Introducing the January Issue
Alan Lightman, John Darnielle, Art Spiegelman, Anne Carson, and more.
In 1850, in the first issue of Harper’s Magazine, the editors laid out their plan for a publication that “no one who has the slightest relish for miscellaneous reading, or the slightest desire to keep himself informed of the progress and results of the literary genius of his own age, would willingly be without.” This spring, we will relaunch the magazine with some design and editorial changes that will enliven but still honor that tradition. Most of these are top secret for now but, with my first issue as editor, I can announce a few exciting additions to our roster of staff writers. Starting in April, Walter Kirn will join Rebecca Solnit as an Easy Chair columnist. Throughout the coming year, we’ll have regular essays on film, television, music, and more from Rivka Galchen, A. S. Hamrah, and Emily Witt. And Christine Smallwood, who has been writing New Books every other month since 2014, will take over that column full time.
Our cover story for January is a deep investigation by Scott Sayare into jihadism and the French legal system. One response to attacks like the assault on the Bataclan in Paris or the Inland Regional Center in San Bernardino is to simply lock up anyone who expresses radical religious views. The French have been trying that approach since 1996, using a broad antiterror law known as association de malfaiteurs terroriste, which allows prosecutors to “detect dangerous behavior ahead of time” and “neutralize people judicially.” That mission, it now seems clear, has been a failure. To report this story, Sayare interviewed Djamel Beghal, whom the Washington Post called “the charming and chilling mentor” of the Charlie Hebdo attackers. Beghal was arrested in 2001 and eventually convicted under association de malfaiteurs terroriste; he remains in prison today. He has rarely spoken to the press, but he sent Sayare 226 pages of letters describing his life, his philosophy, and the network of jihadis he met in the French prison system. When Sayare began reporting this story, it was an open question whether France would see another massacre like the one that happened at Charlie Hebdo. Now, unfortunately, we know.

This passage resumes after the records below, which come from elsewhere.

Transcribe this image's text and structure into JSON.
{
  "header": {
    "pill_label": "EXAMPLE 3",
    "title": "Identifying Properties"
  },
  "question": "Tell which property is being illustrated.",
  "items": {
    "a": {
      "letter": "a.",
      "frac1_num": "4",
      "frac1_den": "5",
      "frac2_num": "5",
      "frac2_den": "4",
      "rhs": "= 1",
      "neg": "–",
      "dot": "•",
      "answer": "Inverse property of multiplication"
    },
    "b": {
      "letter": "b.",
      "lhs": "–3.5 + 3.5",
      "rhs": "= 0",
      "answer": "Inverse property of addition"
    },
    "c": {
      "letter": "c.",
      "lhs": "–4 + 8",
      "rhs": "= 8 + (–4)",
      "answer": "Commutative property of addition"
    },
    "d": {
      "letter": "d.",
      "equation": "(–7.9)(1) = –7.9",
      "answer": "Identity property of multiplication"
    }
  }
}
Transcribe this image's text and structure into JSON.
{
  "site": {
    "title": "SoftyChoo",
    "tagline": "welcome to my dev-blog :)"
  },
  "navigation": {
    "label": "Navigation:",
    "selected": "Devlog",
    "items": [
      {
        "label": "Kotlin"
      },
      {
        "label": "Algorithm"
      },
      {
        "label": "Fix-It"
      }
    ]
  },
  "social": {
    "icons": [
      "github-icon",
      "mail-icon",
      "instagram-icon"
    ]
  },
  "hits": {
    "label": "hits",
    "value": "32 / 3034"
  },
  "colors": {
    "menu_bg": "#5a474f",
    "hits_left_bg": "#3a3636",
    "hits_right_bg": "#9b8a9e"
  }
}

Events in France and closer to home might lead you to seek solace in the infinite, in the mysteries of our vast and expanding universe. For the lead essay in the new issue, Alan Lightman tackles perhaps the most fundamental question of all: What happened before the Big Bang? Lightman talks to physicists in the “high risk, high gain” field of quantum cosmology who are beginning to provide some answers. He considers the possibility that there were multiple big bangs, delves into the spooky phenomenon of quantum tunneling, and asks whether there is room for a divine creator in the most up-to-date theories about the origin of the universe.
Peter Rasmussen, an oncologist practicing in Salem, Oregon, spent twenty years helping terminally ill patients choose how they want to die. He became a prominent supporter of physician-assisted suicide; the original name of the case that preserved the Oregon Death with Dignity Act was Oregon and Rasmussen v. Ashcroft. In 2014, Rasmussen discovered that he had a form of brain cancer with a median survival rate of seven months. Following that diagnosis, Brooke Jarvis spent the spring and summer with Rasmussen as he considered the possibility of his own suicide and reflected on what makes a good life and a good death.
Fans of the Mountain Goats will cheer the appearance of a new contributor to Harper’s Magazine: John Darnielle, who traveled to Germany for us to report on a performance of John Cage’s ORGAN²/ASLSP that’s expected to last over 600 years. Darnielle was present for one of the only chord changes scheduled for this decade, an occasion for pilgrimages from Cage scholars and adventurous musicians alike.
Our New Books column is in many ways a celebration of variety; in the January issue, Christine Smallwood celebrates Variety: The Life of a Roman Concept, which she considers alongside books by Nicola Gardini and Jhumpa Lahiri. We also have a review by Emily Cooke of a new authorized-then-unauthorized biography of Ted Hughes (“The dogs in the street seem to have more ideas about me than I have,” Hughes once said) and a swim through several new works of animation from Japan by Rafil Kroll-Zaidi.
Also in this issue: Andrew Cockburn writes about our “special relationship” with Al Qaeda, our once and (perhaps) future ally; Art Spiegelman, a bona fide genius of comic art, discusses Art Young, a bona fide genius of political cartooning; Fredrik deBoer tells us about the relationship between Louis Farrakhan and Black Lives Matter; and Anne Carson describes what happens when a zombie meets a snake, in her first published short story.
In that inaugural issue of Harper’s from 1850, the editors didn’t just talk about literary genius; they also made a pitch. Subscriptions were $3 a year: a rate so low, and “a value so much beyond its price,” that they predicted the magazine would “make its way into the hands or the family circle of every intelligent citizen of the United States.” I’ll note here, without further comment, that $3 in 1850 is the equivalent of $85 today, and that our current subscription price is $45.99.